ALOPECIA UK ENCOURAGED BY EXCITING DEVELOPMENTS IN ALOPECIA AREATA TREATMENT BUT WARN SOME CAUTION IS NEEDED
Columbia University Medical Centre researchers have announced positive results for a patient with Alopecia Areata, in trials of the bone marrow drug Ruxolitinib. The trial, which prompted full, long-lasting regrowth, indicates positive steps for hair loss research, but industry charity Alopecia UK is warning caution is needed. Ruxolitinib is an approved drug in the US and Europe for treatment of Myelofibrosis but was linked to the regrowth of hair after dedicated scientific testing. Trials on mice, of two FDA-approved drugs known as JAK inhibitors, (Ruxolitinib and Tofacitinib) completely reversed hair loss, and the effects proved long lasting – resulting in a new trial of Ruxolitinib on human patients. Results published in the online edition of Nature Medicine Journal by the team from Columbia show that three men with Alopecia Areata had complete hair regrowth between four and five months of taking Ruxolitinib twice a day.
Professor Andrew Messenger, Expert Advisor to Alopecia UK said "We are encouraged by the results of the recent medical trials from Columbia University, both the Ruxolitinib trial published yesterday and the trial of another JAK inhibitor, Tofacitinib, published in June 2014. Both are very promising but it is still early days. The assertion that there may finally be a treatment for Alopecia Areata is exciting but some caution is needed; the drugs require further testing, the long-term side effects are unknown and the potential per person cost could be untenable. Although the hair has grown back in this case it needs to be monitored to see if these effects are long lasting and to ensure that there aren’t any dangerous side effects, as regulatory authorities are unlikely to approve hair loss treatments that have significant physical side effects.”
Amy Johnson, Communications Manager, Alopecia UK says “We agree with the study leader, Dr Raphael Clynes that Alopecia Areata is an under-researched condition so the studies from Columbia University really are valued by the Alopecia community. Alopecia Areata can have a huge impact on those who have the condition. It may not be life threatening but it is life changing. Many people in the UK (and around the world) struggle to live with the symptoms of their Alopecia. Any steps toward researching treatments of the condition are encouraging and these results are certainly a step in the right direction.” -END-
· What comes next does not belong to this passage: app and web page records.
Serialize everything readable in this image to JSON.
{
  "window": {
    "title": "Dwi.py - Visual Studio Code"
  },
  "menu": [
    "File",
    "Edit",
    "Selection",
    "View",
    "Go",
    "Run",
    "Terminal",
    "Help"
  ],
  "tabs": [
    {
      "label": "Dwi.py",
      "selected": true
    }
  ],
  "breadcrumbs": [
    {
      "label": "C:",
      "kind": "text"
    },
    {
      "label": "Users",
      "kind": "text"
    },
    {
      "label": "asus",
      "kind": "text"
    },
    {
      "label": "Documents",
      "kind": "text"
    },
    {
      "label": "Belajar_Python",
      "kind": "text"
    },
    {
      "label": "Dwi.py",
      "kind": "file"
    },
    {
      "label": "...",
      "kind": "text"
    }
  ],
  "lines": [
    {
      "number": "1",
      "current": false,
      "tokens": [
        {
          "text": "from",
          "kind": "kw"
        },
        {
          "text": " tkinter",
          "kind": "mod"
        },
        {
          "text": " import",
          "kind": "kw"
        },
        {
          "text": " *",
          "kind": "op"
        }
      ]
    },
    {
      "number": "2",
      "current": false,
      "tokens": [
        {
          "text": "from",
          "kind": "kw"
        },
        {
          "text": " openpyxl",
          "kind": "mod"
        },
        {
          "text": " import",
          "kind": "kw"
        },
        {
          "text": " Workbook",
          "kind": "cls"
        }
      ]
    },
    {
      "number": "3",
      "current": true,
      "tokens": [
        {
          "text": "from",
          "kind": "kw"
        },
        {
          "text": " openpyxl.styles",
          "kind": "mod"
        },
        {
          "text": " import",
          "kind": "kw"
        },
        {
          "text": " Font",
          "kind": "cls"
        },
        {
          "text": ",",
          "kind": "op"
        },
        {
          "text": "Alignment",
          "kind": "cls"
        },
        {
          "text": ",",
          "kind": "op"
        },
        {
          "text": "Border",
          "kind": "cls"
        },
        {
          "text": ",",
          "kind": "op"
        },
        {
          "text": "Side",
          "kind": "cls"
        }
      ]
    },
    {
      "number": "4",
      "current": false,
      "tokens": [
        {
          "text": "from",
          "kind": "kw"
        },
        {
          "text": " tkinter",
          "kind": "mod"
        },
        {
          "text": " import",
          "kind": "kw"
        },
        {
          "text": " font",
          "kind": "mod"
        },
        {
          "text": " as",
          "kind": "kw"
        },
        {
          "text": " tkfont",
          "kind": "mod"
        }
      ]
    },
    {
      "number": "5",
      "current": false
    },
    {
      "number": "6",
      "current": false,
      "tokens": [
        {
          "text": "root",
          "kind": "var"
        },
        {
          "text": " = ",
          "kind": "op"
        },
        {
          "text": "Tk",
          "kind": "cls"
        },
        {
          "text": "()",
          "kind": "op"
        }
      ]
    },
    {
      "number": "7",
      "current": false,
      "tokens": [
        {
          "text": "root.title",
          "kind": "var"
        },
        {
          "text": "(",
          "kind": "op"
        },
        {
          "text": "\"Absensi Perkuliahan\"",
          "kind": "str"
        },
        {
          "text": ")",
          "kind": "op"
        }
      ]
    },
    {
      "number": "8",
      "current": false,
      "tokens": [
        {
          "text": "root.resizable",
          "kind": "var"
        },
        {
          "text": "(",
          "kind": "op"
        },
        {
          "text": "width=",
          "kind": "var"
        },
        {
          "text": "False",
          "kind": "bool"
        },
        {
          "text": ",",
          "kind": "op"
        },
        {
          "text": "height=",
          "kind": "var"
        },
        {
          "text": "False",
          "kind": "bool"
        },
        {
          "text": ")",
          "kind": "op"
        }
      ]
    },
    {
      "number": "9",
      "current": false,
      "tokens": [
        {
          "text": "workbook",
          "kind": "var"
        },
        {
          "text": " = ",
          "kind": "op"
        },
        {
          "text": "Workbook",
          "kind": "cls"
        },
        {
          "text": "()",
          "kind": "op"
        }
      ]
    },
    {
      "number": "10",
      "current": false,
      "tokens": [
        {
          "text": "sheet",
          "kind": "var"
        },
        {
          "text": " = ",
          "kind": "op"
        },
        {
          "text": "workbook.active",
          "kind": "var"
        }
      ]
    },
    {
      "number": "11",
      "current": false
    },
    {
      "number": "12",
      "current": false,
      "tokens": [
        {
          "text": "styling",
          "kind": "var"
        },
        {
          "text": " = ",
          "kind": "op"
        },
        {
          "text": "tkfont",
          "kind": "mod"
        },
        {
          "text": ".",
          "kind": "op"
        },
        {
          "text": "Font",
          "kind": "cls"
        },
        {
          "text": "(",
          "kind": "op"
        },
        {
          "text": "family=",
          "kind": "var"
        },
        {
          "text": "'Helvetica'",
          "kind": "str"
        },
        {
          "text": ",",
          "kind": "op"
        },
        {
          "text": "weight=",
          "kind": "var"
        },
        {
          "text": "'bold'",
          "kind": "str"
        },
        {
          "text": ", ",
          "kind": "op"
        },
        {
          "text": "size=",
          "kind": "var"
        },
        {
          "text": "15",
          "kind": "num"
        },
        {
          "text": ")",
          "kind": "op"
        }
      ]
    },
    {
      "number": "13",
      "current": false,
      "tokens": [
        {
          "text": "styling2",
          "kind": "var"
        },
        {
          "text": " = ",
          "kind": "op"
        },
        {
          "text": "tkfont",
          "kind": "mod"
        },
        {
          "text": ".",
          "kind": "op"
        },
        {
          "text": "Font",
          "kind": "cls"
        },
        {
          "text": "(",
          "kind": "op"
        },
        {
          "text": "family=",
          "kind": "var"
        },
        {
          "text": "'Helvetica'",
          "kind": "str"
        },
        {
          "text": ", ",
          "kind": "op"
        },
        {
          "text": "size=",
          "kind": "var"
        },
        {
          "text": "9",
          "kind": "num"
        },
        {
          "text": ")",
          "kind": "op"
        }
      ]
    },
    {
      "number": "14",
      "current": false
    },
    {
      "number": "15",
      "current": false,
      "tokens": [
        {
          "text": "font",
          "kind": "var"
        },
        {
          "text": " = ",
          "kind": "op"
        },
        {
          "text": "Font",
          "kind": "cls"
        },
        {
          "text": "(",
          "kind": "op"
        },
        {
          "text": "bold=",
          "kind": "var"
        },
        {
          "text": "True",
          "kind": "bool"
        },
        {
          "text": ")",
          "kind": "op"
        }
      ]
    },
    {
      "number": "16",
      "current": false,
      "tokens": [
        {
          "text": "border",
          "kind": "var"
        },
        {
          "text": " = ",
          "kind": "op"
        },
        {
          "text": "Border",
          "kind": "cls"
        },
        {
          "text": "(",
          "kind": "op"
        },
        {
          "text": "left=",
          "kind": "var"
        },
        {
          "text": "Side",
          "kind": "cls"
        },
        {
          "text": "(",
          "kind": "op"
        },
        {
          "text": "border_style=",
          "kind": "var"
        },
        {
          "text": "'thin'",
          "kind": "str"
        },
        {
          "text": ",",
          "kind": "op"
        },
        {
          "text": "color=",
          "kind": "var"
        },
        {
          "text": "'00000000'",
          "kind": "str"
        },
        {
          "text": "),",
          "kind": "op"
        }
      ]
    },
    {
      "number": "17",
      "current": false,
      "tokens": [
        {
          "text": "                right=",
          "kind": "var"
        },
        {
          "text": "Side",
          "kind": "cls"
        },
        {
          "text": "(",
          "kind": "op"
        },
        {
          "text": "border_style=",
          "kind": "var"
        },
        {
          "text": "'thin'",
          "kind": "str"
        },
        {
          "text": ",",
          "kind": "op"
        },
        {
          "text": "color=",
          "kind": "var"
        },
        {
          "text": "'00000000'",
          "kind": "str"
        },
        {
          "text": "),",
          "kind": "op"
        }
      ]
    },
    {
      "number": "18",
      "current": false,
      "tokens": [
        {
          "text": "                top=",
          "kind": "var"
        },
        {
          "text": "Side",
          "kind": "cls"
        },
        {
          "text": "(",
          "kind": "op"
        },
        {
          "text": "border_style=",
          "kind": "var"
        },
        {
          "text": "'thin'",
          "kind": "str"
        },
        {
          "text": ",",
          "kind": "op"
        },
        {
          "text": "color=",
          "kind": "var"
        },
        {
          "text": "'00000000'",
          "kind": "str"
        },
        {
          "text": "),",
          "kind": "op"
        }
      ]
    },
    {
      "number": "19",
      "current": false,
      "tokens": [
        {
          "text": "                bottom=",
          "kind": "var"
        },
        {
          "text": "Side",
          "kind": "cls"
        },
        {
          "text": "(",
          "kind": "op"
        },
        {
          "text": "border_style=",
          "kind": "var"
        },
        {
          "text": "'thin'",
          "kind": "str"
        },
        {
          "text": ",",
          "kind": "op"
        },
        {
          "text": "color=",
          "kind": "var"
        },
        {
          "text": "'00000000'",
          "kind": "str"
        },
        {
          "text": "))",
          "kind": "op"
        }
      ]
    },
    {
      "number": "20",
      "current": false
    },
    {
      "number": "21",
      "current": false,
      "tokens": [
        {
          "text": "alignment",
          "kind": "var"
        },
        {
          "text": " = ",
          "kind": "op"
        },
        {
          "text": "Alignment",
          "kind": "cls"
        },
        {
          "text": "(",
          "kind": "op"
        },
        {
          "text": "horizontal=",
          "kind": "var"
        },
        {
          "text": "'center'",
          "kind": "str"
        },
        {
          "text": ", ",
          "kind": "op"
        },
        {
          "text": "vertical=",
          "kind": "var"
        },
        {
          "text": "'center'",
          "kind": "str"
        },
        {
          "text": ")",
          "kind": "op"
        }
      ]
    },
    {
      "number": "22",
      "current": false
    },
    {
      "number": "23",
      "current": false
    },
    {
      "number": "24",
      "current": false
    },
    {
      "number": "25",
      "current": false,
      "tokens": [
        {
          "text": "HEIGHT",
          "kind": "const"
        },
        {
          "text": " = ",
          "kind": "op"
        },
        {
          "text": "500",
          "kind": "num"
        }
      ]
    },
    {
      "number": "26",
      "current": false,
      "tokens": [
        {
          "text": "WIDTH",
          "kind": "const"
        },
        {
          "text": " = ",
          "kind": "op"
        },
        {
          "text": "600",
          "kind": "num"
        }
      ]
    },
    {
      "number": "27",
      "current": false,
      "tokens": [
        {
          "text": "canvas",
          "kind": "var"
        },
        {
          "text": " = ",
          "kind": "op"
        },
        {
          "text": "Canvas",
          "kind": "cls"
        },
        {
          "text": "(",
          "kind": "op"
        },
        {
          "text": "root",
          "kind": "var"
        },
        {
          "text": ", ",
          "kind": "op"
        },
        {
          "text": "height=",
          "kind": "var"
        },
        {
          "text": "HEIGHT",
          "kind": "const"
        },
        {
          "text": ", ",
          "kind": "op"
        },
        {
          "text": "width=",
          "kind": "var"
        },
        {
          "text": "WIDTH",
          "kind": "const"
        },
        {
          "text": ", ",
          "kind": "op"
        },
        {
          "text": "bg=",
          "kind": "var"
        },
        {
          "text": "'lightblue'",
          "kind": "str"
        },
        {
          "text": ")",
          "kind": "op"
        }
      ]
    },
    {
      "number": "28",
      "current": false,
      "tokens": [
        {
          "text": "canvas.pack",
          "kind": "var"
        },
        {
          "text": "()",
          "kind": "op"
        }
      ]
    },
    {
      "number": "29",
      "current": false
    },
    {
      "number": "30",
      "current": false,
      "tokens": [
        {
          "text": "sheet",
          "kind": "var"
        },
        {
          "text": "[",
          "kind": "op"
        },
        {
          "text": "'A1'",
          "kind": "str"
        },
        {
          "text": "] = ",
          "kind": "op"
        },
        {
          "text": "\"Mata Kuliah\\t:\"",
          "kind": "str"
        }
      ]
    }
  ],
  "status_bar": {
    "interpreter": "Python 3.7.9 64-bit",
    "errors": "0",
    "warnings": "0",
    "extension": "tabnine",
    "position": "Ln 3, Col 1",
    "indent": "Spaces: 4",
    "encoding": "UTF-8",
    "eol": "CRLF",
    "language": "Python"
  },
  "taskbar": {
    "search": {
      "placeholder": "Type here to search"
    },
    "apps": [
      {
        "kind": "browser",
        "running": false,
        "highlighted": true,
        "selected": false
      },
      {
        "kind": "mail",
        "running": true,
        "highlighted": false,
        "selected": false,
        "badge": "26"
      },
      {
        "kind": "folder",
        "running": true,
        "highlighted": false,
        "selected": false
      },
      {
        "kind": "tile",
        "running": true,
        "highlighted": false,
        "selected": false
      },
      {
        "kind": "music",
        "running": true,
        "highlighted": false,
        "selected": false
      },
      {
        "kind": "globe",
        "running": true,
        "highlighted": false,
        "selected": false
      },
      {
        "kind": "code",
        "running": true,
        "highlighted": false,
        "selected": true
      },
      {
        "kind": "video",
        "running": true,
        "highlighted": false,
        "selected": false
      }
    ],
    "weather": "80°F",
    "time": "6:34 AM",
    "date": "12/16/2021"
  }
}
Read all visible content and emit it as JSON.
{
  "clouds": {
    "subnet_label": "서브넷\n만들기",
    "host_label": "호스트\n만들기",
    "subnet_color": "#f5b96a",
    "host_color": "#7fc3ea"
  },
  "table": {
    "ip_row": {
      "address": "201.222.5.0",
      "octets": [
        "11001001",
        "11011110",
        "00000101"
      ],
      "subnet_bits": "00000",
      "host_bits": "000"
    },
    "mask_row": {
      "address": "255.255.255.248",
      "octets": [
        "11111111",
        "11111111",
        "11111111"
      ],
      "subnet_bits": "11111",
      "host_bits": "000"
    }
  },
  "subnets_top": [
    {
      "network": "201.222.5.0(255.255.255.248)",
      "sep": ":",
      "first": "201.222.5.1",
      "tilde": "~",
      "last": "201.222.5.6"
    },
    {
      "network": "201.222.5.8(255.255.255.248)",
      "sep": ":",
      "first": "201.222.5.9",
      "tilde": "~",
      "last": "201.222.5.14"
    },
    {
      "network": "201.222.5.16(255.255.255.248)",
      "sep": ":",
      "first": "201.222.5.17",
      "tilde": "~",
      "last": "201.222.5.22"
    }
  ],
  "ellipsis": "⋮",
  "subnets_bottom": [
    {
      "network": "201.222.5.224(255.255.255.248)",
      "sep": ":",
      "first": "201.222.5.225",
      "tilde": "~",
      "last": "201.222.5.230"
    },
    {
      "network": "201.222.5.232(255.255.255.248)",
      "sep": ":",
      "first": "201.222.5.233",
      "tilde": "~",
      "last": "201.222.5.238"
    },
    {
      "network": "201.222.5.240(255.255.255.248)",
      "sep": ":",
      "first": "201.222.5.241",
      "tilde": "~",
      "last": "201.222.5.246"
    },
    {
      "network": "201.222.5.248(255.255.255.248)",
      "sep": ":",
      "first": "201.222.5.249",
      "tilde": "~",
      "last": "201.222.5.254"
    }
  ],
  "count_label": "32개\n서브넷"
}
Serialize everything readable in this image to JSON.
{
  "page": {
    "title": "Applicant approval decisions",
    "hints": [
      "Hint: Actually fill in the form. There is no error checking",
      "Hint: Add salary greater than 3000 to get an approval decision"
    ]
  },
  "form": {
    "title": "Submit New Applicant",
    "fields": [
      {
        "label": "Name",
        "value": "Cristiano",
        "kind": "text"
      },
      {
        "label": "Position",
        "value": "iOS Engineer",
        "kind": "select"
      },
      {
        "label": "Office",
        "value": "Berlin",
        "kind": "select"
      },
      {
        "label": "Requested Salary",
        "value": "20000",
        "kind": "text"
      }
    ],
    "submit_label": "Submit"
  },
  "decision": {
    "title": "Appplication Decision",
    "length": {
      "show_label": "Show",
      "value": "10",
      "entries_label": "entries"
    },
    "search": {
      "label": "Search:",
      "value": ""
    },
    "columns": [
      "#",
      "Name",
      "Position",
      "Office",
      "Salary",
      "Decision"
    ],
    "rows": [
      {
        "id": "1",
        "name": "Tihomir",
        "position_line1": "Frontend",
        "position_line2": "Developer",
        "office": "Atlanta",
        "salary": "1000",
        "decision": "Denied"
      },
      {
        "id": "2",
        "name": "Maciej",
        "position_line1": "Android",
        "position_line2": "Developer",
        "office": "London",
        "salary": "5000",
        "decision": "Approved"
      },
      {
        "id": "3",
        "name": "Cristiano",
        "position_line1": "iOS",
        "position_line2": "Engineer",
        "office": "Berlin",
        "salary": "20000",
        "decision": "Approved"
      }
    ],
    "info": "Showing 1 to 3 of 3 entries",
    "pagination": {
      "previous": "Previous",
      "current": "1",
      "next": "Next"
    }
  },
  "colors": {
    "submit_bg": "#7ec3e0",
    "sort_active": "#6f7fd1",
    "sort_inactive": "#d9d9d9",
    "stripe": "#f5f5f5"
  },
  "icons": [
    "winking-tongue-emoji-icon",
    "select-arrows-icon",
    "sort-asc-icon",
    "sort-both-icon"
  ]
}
Notes to editors: Alopecia UK is a small registered charity supporting people with all types of Alopecia in the UK, offering information, advice and support groups and raising awareness to the general public and healthcare professionals about Alopecia and its psychological impact. http://www.alopecia.org.uk/